◆ Activity ◆
The entries below are to be written out exactly, with no images included.

Dataset rows describing interfaces
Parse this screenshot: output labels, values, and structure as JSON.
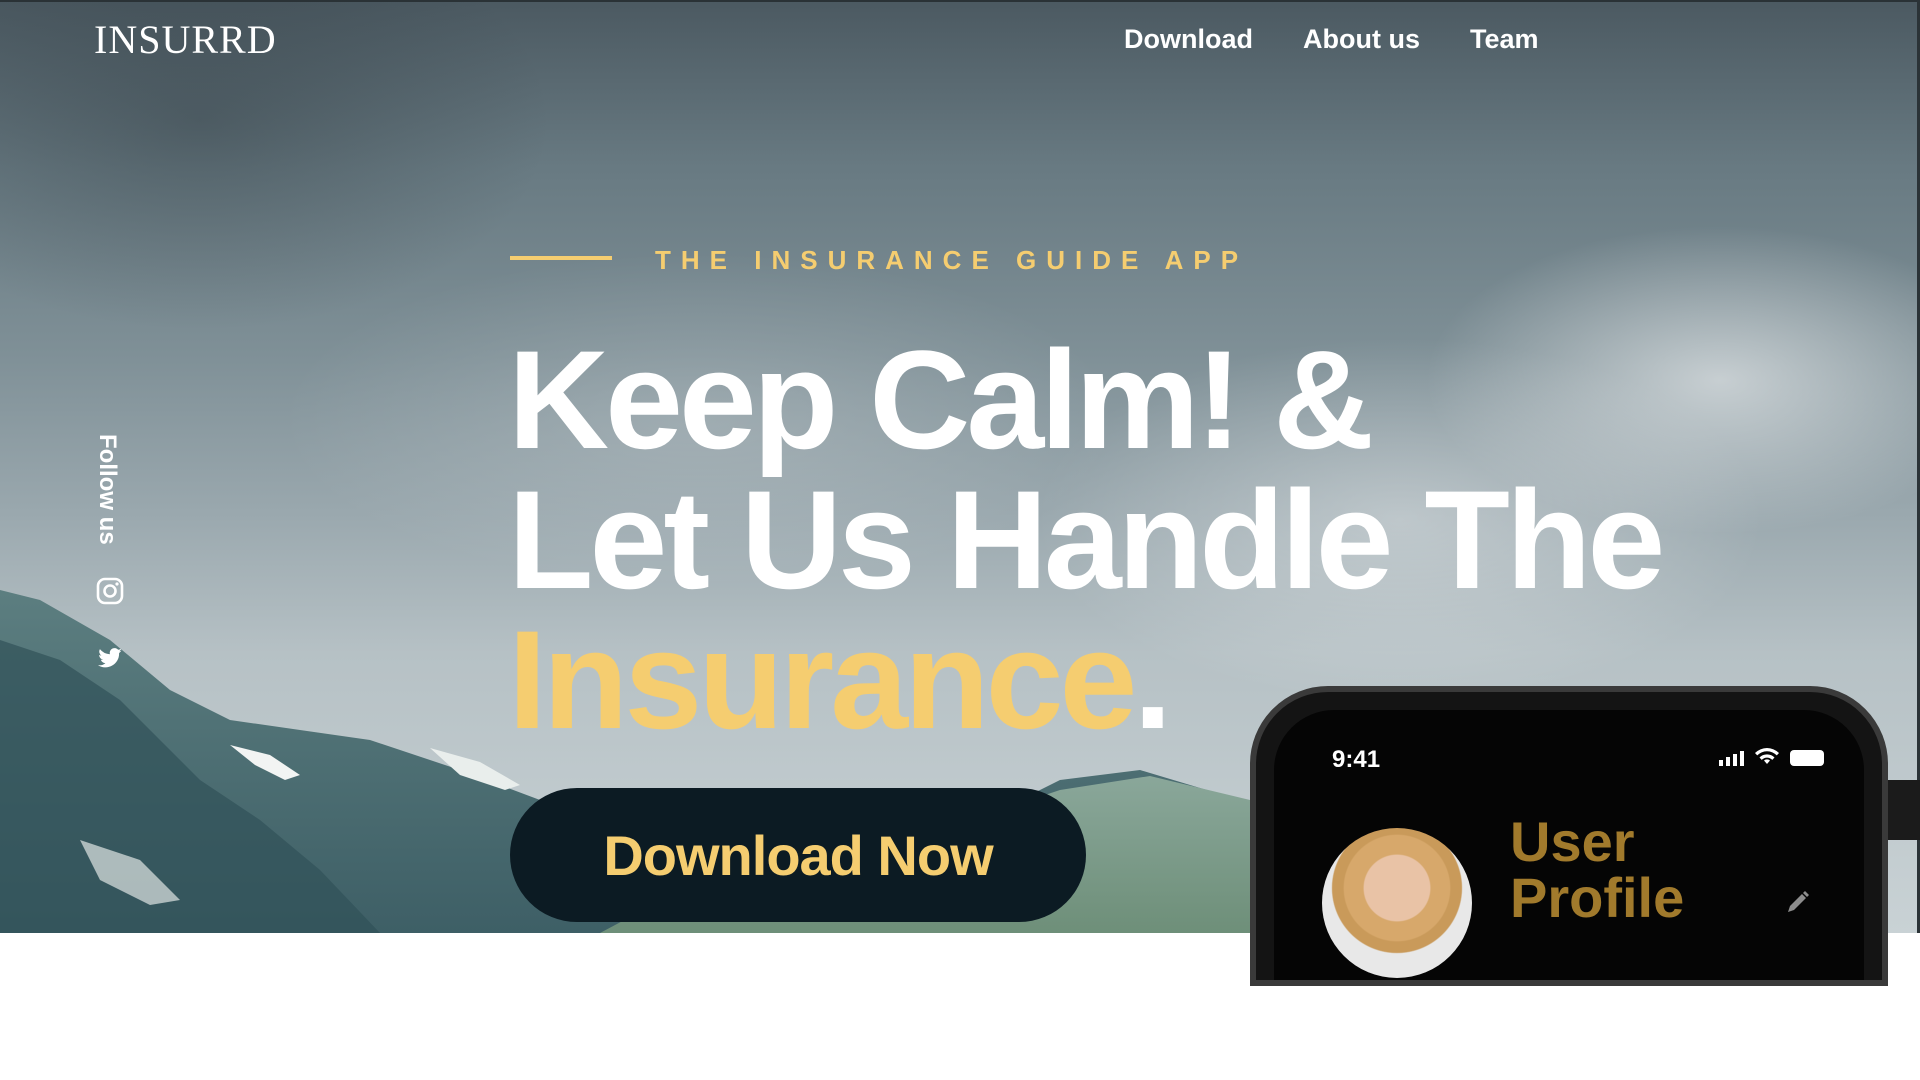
{
  "brand": {
    "logo": "INSURRD"
  },
  "nav": {
    "items": [
      "Download",
      "About us",
      "Team"
    ]
  },
  "social": {
    "label": "Follow us",
    "icons": [
      "instagram-icon",
      "twitter-icon"
    ]
  },
  "hero": {
    "eyebrow": "THE INSURANCE GUIDE APP",
    "line1": "Keep Calm! &",
    "line2": "Let Us Handle The",
    "line3_highlight": "Insurance",
    "line3_end": ".",
    "cta": "Download Now"
  },
  "phone": {
    "time": "9:41",
    "profile_title_1": "User",
    "profile_title_2": "Profile"
  },
  "colors": {
    "accent": "#f5cd70",
    "dark": "#0c1b23"
  }
}
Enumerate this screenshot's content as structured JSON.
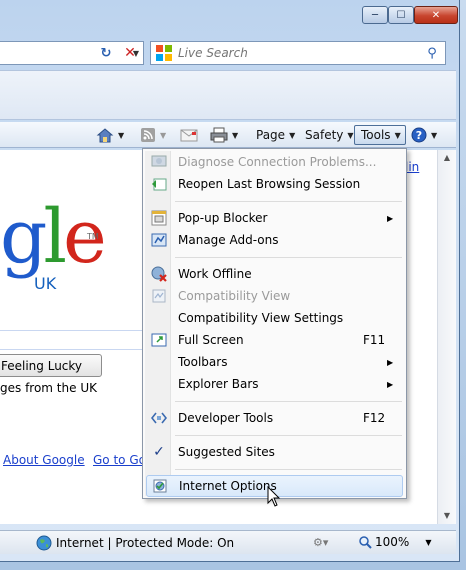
{
  "window": {
    "minimize_glyph": "─",
    "maximize_glyph": "☐",
    "close_glyph": "✕"
  },
  "address_bar": {
    "dropdown_icon": "chevron-down-icon",
    "refresh_icon": "refresh-icon",
    "stop_icon": "stop-icon"
  },
  "search": {
    "placeholder": "Live Search",
    "provider_icon": "windows-live-icon",
    "go_icon": "search-icon"
  },
  "command_bar": {
    "home_icon": "home-icon",
    "feeds_icon": "rss-icon",
    "mail_icon": "mail-icon",
    "print_icon": "printer-icon",
    "page_label": "Page",
    "safety_label": "Safety",
    "tools_label": "Tools",
    "help_icon": "help-icon"
  },
  "page": {
    "logo_text_g": "g",
    "logo_text_l": "l",
    "logo_text_e": "e",
    "tm": "TM",
    "uk_label": "UK",
    "lucky_button": "Feeling Lucky",
    "pages_uk": "ges from the UK",
    "about_link": "About Google",
    "goto_link": "Go to Go",
    "lang_link": "lin"
  },
  "tools_menu": {
    "items": [
      {
        "label": "Diagnose Connection Problems...",
        "disabled": true,
        "icon": "diagnose-icon"
      },
      {
        "label": "Reopen Last Browsing Session",
        "disabled": false,
        "icon": "reopen-session-icon"
      },
      {
        "label": "Pop-up Blocker",
        "disabled": false,
        "icon": "popup-blocker-icon",
        "submenu": true
      },
      {
        "label": "Manage Add-ons",
        "disabled": false,
        "icon": "addons-icon"
      },
      {
        "label": "Work Offline",
        "disabled": false,
        "icon": "work-offline-icon"
      },
      {
        "label": "Compatibility View",
        "disabled": true,
        "icon": "compatibility-view-icon"
      },
      {
        "label": "Compatibility View Settings",
        "disabled": false,
        "icon": ""
      },
      {
        "label": "Full Screen",
        "disabled": false,
        "icon": "fullscreen-icon",
        "shortcut": "F11"
      },
      {
        "label": "Toolbars",
        "disabled": false,
        "icon": "",
        "submenu": true
      },
      {
        "label": "Explorer Bars",
        "disabled": false,
        "icon": "",
        "submenu": true
      },
      {
        "label": "Developer Tools",
        "disabled": false,
        "icon": "developer-tools-icon",
        "shortcut": "F12"
      },
      {
        "label": "Suggested Sites",
        "disabled": false,
        "icon": "checkmark-icon",
        "checked": true
      },
      {
        "label": "Internet Options",
        "disabled": false,
        "icon": "internet-options-icon",
        "highlighted": true
      }
    ]
  },
  "status_bar": {
    "zone_text": "Internet | Protected Mode: On",
    "zoom_text": "100%"
  },
  "colors": {
    "accent": "#1a3fcc",
    "menu_highlight": "#d9e9fa",
    "google_blue": "#1f5bcc",
    "google_red": "#d2261c",
    "google_green": "#2d9a2f"
  }
}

◆ Answer space ◆
Parse this screenshot: output labels, values, and structure as JSON.
{
  "brand": {
    "logo": "INSURRD"
  },
  "nav": {
    "items": [
      "Download",
      "About us",
      "Team"
    ]
  },
  "social": {
    "label": "Follow us",
    "icons": [
      "instagram-icon",
      "twitter-icon"
    ]
  },
  "hero": {
    "eyebrow": "THE INSURANCE GUIDE APP",
    "line1": "Keep Calm! &",
    "line2": "Let Us Handle The",
    "line3_highlight": "Insurance",
    "line3_end": ".",
    "cta": "Download Now"
  },
  "phone": {
    "time": "9:41",
    "profile_title_1": "User",
    "profile_title_2": "Profile"
  },
  "colors": {
    "accent": "#f5cd70",
    "dark": "#0c1b23"
  }
}
Enumerate this screenshot's content as structured JSON.
{
  "window": {
    "minimize_glyph": "─",
    "maximize_glyph": "☐",
    "close_glyph": "✕"
  },
  "address_bar": {
    "dropdown_icon": "chevron-down-icon",
    "refresh_icon": "refresh-icon",
    "stop_icon": "stop-icon"
  },
  "search": {
    "placeholder": "Live Search",
    "provider_icon": "windows-live-icon",
    "go_icon": "search-icon"
  },
  "command_bar": {
    "home_icon": "home-icon",
    "feeds_icon": "rss-icon",
    "mail_icon": "mail-icon",
    "print_icon": "printer-icon",
    "page_label": "Page",
    "safety_label": "Safety",
    "tools_label": "Tools",
    "help_icon": "help-icon"
  },
  "page": {
    "logo_text_g": "g",
    "logo_text_l": "l",
    "logo_text_e": "e",
    "tm": "TM",
    "uk_label": "UK",
    "lucky_button": "Feeling Lucky",
    "pages_uk": "ges from the UK",
    "about_link": "About Google",
    "goto_link": "Go to Go",
    "lang_link": "lin"
  },
  "tools_menu": {
    "items": [
      {
        "label": "Diagnose Connection Problems...",
        "disabled": true,
        "icon": "diagnose-icon"
      },
      {
        "label": "Reopen Last Browsing Session",
        "disabled": false,
        "icon": "reopen-session-icon"
      },
      {
        "label": "Pop-up Blocker",
        "disabled": false,
        "icon": "popup-blocker-icon",
        "submenu": true
      },
      {
        "label": "Manage Add-ons",
        "disabled": false,
        "icon": "addons-icon"
      },
      {
        "label": "Work Offline",
        "disabled": false,
        "icon": "work-offline-icon"
      },
      {
        "label": "Compatibility View",
        "disabled": true,
        "icon": "compatibility-view-icon"
      },
      {
        "label": "Compatibility View Settings",
        "disabled": false,
        "icon": ""
      },
      {
        "label": "Full Screen",
        "disabled": false,
        "icon": "fullscreen-icon",
        "shortcut": "F11"
      },
      {
        "label": "Toolbars",
        "disabled": false,
        "icon": "",
        "submenu": true
      },
      {
        "label": "Explorer Bars",
        "disabled": false,
        "icon": "",
        "submenu": true
      },
      {
        "label": "Developer Tools",
        "disabled": false,
        "icon": "developer-tools-icon",
        "shortcut": "F12"
      },
      {
        "label": "Suggested Sites",
        "disabled": false,
        "icon": "checkmark-icon",
        "checked": true
      },
      {
        "label": "Internet Options",
        "disabled": false,
        "icon": "internet-options-icon",
        "highlighted": true
      }
    ]
  },
  "status_bar": {
    "zone_text": "Internet | Protected Mode: On",
    "zoom_text": "100%"
  },
  "colors": {
    "accent": "#1a3fcc",
    "menu_highlight": "#d9e9fa",
    "google_blue": "#1f5bcc",
    "google_red": "#d2261c",
    "google_green": "#2d9a2f"
  }
}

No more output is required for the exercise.